Montblanc 1858 Automatic Dual Time

Montblanc had a few new watches at SIHH, but it’s the 1858 Automatic Dual Time that we’d opt for. Using a two-tone look of steel and bronze, the watch has a vintage traveller feel to it and wouldn’t look out of place on safari. Its black dial has military nods, while it’s lume – that’s the glow substance on the hands and numbers – has a vintage look, like the radioactive tritium lume of old.

The Dual Time does what it says on the tin – a second skeleton hour hand tracks a second time zone and can be hidden behind the main hour hand when not in use. It also has a date window and day/night indicator, and measures 44mm across. Price is approximately $5,375. 

And the head-spinning five

MB&F HM7 Aquapod

Inspired by a jellyfish, the HM7 Aquapod is as expected as it is surprising; MB&F’s Horological Machine timepieces are never normal, and yet this one feels different from all the crazy that has gone before. Made up of 303 components, the Aquapod surprisingly uses a diver’s bezel – an element not normally found on an MB&F watch. However, unsurprisingly it’s not placed in the normal position, instead acting as a gravitational ring around the entire watch.
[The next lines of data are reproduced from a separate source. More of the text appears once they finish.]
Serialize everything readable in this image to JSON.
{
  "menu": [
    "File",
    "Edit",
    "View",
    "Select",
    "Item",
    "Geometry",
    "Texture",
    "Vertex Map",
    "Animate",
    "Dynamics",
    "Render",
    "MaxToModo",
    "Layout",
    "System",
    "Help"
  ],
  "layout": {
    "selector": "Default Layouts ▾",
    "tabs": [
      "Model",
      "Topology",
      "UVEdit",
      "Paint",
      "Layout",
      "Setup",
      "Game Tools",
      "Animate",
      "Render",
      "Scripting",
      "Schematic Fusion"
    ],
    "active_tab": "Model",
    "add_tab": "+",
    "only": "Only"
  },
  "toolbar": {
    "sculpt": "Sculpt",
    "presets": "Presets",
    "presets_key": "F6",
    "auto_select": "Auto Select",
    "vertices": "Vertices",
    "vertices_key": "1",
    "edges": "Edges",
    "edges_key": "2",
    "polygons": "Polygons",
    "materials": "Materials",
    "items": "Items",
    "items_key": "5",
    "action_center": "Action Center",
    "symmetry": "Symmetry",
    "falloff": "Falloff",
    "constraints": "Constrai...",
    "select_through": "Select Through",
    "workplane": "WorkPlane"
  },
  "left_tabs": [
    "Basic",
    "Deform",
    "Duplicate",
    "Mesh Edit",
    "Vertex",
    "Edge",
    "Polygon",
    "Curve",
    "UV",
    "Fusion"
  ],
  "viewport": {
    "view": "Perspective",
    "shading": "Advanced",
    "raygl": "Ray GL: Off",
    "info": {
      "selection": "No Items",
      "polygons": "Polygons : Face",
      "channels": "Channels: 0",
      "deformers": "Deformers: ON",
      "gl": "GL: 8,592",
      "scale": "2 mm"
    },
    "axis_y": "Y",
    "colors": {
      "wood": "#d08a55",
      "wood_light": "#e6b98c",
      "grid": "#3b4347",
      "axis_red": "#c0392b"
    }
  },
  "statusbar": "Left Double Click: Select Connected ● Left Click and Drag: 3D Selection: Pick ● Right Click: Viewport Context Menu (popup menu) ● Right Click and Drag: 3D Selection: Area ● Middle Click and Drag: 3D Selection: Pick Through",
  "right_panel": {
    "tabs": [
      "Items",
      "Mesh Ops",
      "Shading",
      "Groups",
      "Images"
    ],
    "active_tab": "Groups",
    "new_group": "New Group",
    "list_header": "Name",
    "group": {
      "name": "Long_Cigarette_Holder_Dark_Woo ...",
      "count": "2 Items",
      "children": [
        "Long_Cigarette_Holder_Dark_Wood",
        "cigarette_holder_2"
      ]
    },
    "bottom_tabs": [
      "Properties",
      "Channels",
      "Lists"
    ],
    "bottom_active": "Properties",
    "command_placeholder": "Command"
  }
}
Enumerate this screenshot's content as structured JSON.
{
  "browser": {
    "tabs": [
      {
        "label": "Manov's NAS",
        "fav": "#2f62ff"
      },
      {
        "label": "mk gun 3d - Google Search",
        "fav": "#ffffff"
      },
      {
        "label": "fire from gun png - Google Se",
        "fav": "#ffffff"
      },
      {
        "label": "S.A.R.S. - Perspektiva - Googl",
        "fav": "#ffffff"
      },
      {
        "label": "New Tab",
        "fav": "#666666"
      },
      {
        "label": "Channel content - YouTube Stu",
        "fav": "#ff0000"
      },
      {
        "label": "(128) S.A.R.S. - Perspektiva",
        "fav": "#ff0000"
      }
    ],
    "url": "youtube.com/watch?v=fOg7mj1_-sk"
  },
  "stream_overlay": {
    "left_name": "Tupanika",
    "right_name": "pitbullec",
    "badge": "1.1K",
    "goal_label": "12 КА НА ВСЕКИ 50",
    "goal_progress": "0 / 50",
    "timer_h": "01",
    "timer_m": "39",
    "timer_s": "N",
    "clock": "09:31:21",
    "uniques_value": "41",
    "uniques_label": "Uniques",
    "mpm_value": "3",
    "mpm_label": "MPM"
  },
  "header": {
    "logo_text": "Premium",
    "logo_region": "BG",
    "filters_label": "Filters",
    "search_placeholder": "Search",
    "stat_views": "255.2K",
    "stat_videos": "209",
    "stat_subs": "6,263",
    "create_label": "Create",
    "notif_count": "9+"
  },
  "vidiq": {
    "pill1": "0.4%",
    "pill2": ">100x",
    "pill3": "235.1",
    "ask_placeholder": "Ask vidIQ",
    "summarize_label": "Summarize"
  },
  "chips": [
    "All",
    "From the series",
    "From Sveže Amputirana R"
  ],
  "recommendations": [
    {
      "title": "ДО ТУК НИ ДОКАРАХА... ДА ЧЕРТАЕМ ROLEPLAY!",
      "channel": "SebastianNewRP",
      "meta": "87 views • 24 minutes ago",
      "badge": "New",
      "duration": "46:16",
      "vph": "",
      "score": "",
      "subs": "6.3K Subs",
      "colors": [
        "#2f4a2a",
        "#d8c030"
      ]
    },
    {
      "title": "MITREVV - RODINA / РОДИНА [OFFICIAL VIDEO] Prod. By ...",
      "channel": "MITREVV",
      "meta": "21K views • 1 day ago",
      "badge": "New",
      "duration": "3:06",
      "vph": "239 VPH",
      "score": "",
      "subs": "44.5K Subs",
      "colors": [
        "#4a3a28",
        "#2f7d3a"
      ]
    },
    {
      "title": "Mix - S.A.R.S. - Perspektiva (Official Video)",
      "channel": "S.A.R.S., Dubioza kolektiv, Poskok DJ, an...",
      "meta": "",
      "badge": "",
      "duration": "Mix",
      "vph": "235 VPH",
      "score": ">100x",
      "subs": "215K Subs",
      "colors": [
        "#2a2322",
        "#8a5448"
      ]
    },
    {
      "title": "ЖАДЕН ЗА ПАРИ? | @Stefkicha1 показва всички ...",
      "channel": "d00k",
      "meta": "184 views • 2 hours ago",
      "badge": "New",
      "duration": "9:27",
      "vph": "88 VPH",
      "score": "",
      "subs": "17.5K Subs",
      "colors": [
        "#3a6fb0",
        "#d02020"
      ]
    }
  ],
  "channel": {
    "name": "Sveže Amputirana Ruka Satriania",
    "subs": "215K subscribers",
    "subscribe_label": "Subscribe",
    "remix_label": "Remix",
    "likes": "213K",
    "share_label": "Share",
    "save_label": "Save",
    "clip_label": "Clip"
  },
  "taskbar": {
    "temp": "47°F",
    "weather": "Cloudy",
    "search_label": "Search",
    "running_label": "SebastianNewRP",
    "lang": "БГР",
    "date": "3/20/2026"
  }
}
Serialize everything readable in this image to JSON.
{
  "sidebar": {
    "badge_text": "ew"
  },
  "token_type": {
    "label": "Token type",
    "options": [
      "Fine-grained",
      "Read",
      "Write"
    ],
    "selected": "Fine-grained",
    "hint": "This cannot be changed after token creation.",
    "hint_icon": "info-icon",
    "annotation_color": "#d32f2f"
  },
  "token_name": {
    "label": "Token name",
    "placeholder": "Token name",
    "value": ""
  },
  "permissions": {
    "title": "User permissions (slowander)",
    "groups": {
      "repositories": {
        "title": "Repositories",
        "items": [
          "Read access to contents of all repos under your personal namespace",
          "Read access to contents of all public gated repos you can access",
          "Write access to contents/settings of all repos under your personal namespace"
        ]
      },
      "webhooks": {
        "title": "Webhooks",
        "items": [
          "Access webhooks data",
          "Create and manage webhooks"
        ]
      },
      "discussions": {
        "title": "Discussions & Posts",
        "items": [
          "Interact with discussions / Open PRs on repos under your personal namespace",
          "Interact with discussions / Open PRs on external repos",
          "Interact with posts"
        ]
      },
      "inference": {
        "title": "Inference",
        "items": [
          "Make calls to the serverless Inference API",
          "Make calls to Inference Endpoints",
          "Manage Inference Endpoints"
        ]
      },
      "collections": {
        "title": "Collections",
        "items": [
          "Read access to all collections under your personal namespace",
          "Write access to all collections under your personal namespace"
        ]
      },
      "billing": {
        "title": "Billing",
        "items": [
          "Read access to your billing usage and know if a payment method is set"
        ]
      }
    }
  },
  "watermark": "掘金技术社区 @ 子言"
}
What else? It’s big, measuring almost 54mm across and 21mm high. It glows in the dark. It Is the brand’s first water-resistant watch, to 50m. There will be two lines: 33 pieces in grade 5 titanium priced at $97,000 and 66 pieces in red gold at $117,000. 

Vacheron Constantin Les Cabinotiers Celestia Astronomical Grand Complication

There’s so much happening on this watch you could never fully appreciate it all without it being strapped to your wrist. And even then for a good while. This is Vacheron Constantin’s most complicated watch to date, and it offers the following: indication of the length of each day and night as well as a moonphase indicator; it shows what Zodiac sign the sun is in as well as the Equinoxes and Solstices; a full perpetual calendar with leap year indication; a Mareoscope, which shows the relationship of the Sun, Moon and tides; a star chart showing the position of the Milky Way, the location of the celestial equator and plane of the ecliptic; and more. 

All of that is housed in a 45mm white gold case, priced at $1 million. 

Richard Mille 50-03 Tourbillon Split Seconds Chrono Ultralight McLaren F1

If there was a prize for longest watch name at SIHH, Richard Mille probably would have won it for this, but then the eponymous brand would win it most years. The 50-03 Ultralight (that’s much easier) is the lightest split seconds chronograph ever made, and as the name suggests it’s been produced for its F1 partner McLaren, recognising the 10-year relationship the two signed last year.

As a result of its motorsport pedigree, the watch has a torque indicator as well as its split-second chronograph, and its case is made from Graph TPT – a new type of proprietary composite made by injecting a graphene resin into carbon fibre. The result is a watch that weighs just 40 grams and measures 44.5mm x 49.65mm across, and 16mm in height. Limited to 75 pieces, the Ultralight’s price is $980,000. 

A. Lange & Söhne 1815 Annual Calendar

The sad news at SIHH this year was the death of A. Lange & Söhne’s honorary chairman, Walter Lange. Fitting though was the brand’s unveiling of the 1815 annual calendar; the personification of the perfect annual calendar wrapped up in Lange’s emblematic class. The 3, 6 and 9 o’clock subdials show the date, day, month, small seconds and moon phase.

The 40mm case comes in either white or pink gold, and blue hands come as standard. Price is around $40,000. 

IWC Da Vinci Tourbillon Rétrograde Chronograph

One of the first unveilings of the week was the Retrograde Chronograph from IWC’s revamped Da Vinci collection, and it set the tone for what was to come at SIHH 2017; extravagant looking complications and heritage acknowledgments. The retrograde date has a barcode style, and the flying tourbillon is fitted with a stop-seconds feature that allows to-the-second time setting.

The red gold case comes on a Santoni made leather strap, giving you extra bragging rights. It’s sizeable too, measuring 44mm across and 17mm thick. Priced at $103,000.